Materials provided –
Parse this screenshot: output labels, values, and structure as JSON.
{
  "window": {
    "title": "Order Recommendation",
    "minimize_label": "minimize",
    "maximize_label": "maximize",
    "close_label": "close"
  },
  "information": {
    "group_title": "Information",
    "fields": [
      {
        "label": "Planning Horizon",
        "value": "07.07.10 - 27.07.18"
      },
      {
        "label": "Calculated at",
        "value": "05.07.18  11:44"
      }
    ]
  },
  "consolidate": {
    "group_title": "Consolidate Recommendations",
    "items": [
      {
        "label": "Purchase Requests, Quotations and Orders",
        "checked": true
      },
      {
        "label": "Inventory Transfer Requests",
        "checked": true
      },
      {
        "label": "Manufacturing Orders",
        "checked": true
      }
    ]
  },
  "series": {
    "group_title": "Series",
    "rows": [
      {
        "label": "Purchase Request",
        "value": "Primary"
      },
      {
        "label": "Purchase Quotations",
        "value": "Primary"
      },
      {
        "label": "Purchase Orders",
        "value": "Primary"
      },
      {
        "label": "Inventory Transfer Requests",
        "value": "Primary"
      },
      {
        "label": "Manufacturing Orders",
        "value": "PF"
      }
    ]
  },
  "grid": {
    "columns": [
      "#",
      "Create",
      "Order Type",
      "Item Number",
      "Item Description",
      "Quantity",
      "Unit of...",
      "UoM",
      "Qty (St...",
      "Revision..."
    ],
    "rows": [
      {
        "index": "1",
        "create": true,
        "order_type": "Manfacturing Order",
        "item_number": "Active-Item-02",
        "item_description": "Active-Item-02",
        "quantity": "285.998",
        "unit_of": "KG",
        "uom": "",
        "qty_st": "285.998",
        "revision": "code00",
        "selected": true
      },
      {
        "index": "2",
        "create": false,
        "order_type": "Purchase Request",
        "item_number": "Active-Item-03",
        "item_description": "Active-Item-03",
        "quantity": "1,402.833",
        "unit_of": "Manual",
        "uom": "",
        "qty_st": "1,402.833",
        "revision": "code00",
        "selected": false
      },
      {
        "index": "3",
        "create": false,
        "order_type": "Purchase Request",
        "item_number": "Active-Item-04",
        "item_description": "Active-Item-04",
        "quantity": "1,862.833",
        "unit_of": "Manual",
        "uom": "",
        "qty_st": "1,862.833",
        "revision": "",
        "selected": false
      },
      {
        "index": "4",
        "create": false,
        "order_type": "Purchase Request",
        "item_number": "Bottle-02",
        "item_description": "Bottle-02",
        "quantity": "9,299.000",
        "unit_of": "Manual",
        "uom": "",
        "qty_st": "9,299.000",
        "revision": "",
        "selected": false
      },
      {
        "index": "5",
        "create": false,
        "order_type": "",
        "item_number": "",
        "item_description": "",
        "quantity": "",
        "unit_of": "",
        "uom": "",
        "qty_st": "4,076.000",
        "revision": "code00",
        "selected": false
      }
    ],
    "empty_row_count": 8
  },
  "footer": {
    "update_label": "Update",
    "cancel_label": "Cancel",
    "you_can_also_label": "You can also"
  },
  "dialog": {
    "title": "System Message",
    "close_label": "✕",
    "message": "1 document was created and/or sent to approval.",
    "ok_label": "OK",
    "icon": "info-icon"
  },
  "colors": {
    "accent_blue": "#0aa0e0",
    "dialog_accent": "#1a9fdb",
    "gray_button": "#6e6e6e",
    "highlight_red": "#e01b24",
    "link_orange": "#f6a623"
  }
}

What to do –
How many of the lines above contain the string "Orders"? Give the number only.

Solution to the problem –
4